Our Prime Minister, Gordon Brown, has revealed just how directionless, and ineffective his government's recent measures have been during his premiership; the lengthy interview in the linked article with the excellent Christiane Amanpour I'm afraid also reveals how little he understands what has happened, and why - and consequently what to do about getting ourselves out of the mess we are in.
All the political flim-flam on both sides of the Atlantic seeks to mask from electorates a simple fact; living standards are going to have to drop significantly in a number of countries, specifically those countries which have been running significant balance of payments deficits for very many years - two prime examples of this are the US and the UK, both of which at a national and individual level have been living on borrowed money for many years; both have very low levels of individual saving.
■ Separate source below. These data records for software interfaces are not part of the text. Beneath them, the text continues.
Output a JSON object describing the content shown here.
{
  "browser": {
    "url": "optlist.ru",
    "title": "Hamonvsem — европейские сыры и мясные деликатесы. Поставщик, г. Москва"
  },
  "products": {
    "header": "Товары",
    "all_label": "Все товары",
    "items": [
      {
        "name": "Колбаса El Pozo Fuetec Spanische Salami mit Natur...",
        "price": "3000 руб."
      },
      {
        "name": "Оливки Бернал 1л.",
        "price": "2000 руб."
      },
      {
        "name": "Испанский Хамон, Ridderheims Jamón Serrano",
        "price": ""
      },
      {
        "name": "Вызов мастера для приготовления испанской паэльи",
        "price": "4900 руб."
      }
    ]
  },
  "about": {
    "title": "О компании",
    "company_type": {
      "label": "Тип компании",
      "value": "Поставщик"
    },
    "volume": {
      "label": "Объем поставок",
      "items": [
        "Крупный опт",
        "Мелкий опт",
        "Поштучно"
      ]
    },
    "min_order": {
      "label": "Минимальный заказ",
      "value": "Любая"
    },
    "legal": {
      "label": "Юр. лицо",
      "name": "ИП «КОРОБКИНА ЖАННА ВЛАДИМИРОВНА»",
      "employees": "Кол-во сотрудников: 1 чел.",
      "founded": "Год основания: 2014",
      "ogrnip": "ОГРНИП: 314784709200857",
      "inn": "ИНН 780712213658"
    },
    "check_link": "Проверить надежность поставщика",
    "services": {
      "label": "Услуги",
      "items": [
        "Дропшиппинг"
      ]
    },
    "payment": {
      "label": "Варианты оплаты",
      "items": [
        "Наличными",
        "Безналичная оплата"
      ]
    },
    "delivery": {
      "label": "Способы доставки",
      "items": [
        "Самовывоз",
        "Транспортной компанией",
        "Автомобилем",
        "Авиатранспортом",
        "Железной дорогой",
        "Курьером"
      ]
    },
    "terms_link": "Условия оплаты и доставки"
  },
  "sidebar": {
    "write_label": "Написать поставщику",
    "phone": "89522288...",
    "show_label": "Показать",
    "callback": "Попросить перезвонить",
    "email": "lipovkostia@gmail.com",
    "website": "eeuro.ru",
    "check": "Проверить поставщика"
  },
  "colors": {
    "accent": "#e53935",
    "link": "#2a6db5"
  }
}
All this has led to a too-rapid growth in the economies of countries such as China which, because of their traditional low labour costs and large and generally well-educated populations were able to supply the goods the consuming nations wanted; obviously the producer nations (China, India etc) were anxious to raise their own populations' standards of living and in the process these countries have built up massive savings, both nationally and individually - which they have for many years loaned to the consuming nations to fuel their purchasing binge. All based on 'confidence' that the currencies of the consuming nations would retain their values in the light of all this national borrowing to fuel consumption. Of course this could not go on for ever - eventually people began to see that the whole structure was built on nothing more than a confidence based on historic assessments, rather than realistic current valuations.
The current mantra is that markets have failed and that the 'State' must step in to put things right. This is crazily wrong! The markets have been circumvented for so long by government by over-regulation that eventually the power of the market can no longer be resisted. Brown wants to keep public spending (and taxes) high and to fuel a continuing decifit with yet more borrowing, whereas the lenders are becoming increasingly reluctant to go on funding us (the consuming countries) - just look at bond spreads to see what is happening in the underbelly of the market and how it assesses the relative strengths of various economies. The civil unrest that started a few months ago in places such as Greece and in eastern Europe has now spread to France and the UK - not to mention the tensions that are building up in places such as China where many factories have had to close because we are no longer buying.
Brown wants to keep interest rates low to 'kick-start' the economy so individuals and companies can 'afford' to borrow to keep their consumption levels up. As I've written here before this is analagous to offering a drug addict more drugs to stave off the pain of withdrawal symptoms. Short-term relief, but a lot more pain to come in the future. This is all, so we are told, to prevent deflation. How is it going to work, though, if people fear they are going to lose their jobs (and increasingly ARE losing their jobs)? Beats me! How are savers going to be encouraged to continue to save (to do their small part in propping up the financial system)? They answer is they are not.
Unless we reduce our national outgoings significantly, currently funded by high taxes and government borrowing, this problem is only going to get worse. What's going to happen to our political and social stability in a few years time when the bills for this continuing fiscal folly start to come due? Well, I think the answer will be found in the euphemistically-named 'quantitative easing', or running the printing presses for paper money much faster to increase the money supply massively - and the burden of debt will be 'magicked' away by a massive increase in inflation which in the low interest climate the government wishes to maintain will be absolutely disastrous for those who have loaned the money to fuel the party, whether domestic savers or international lenders. Expect further falls in the value of the pound in coming years, too. Social unrest? We ain't seen nuthin' yet!